A 2019 study reports that a raw vegan diet may not provide enough: protein, vitamin B12, vitamin D, iron, calcium, selenium, and zinc. The study also notes that cooking helps break down the fibers and cell walls in foods, which can improve their nutritional value in some cases.
Additionally, a 2005 study found that 38% of participants who followed a raw food diet were deficient in vitamin B12. Vitamin B12 deficiency can lead to a number of health conditions such as jaundice, glossitis, mouth ulcers, depression, mood and behavior changes, and memory impairment.
Eating raw vegan increases the risk of deficiency of essential vitamins and minerals for the body.
3.2. Causes muscle and bone weakness
To begin with, this diet typically lacks sufficient calcium and vitamin D, both of which are vital nutrients for maintaining strong bones. In one study, people following a raw vegan diet had lower-than-normal bone mineral levels and density.
Additionally, raw vegan diets usually offer minimal protein intake, often accounting for less than 10% of total daily calories. While such a low level of protein could theoretically be enough to meet basic biological needs, some evidence suggests that providing more protein may help strengthen bones.
Protein is also important for maintaining muscle mass, especially during periods when you’re eating fewer calories like this diet.
3.3. Increases the risk of tooth decay
Because in a raw vegan diet, there are many citrus fruits and berries. These fruits are thought to be more acidic and more likely to cause enamel erosion.
In one study, 97.7% of those following a raw vegan diet experienced some degree of tooth wear, compared with only 86.8% in the control group. However, more research is needed before definite conclusions can be drawn.
3.4. Impact on reproductive health
Studies show that women who follow a raw vegan diet have a high chance of affecting their menstrual cycle such as menstrual irregularities, and amenorrhea. This may be due to a low-calorie diet, which affects body weight.

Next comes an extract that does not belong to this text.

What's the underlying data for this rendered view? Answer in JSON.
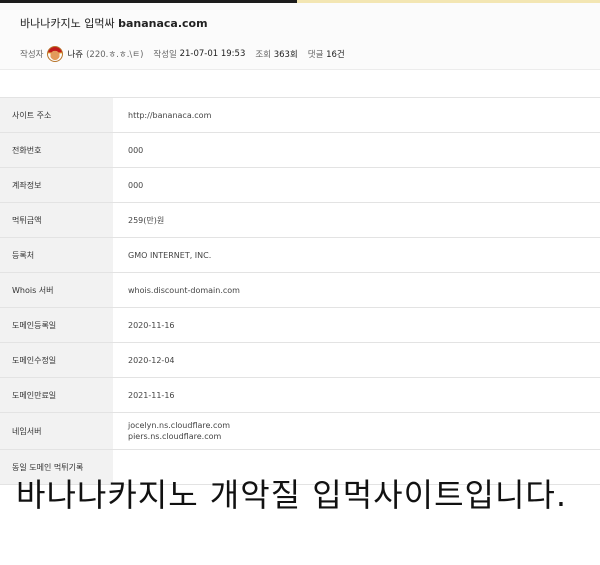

3.5. Food poisoning, parasitic infection
Eating food that is not cooked can also have a potential risk of poisoning, possibly due to the pesticide content if you do not choose clean food or when you do not wash your hands thoroughly when preparing or processing it. bacteria enter food.
In addition, vegetables and fruits can contain parasites, especially when grown in a polluted environment. When not cooked, these parasites can still live and go directly into the human body.
It can be said that a raw vegan diet is beneficial for health, but people need to have a suitable eating plan, and not to eat too extreme. When applying this diet, everyone should understand their own health, and change slowly so that the body can adapt. Some experts don’t recommend going vegan in the long run, so you might want to consider building your own.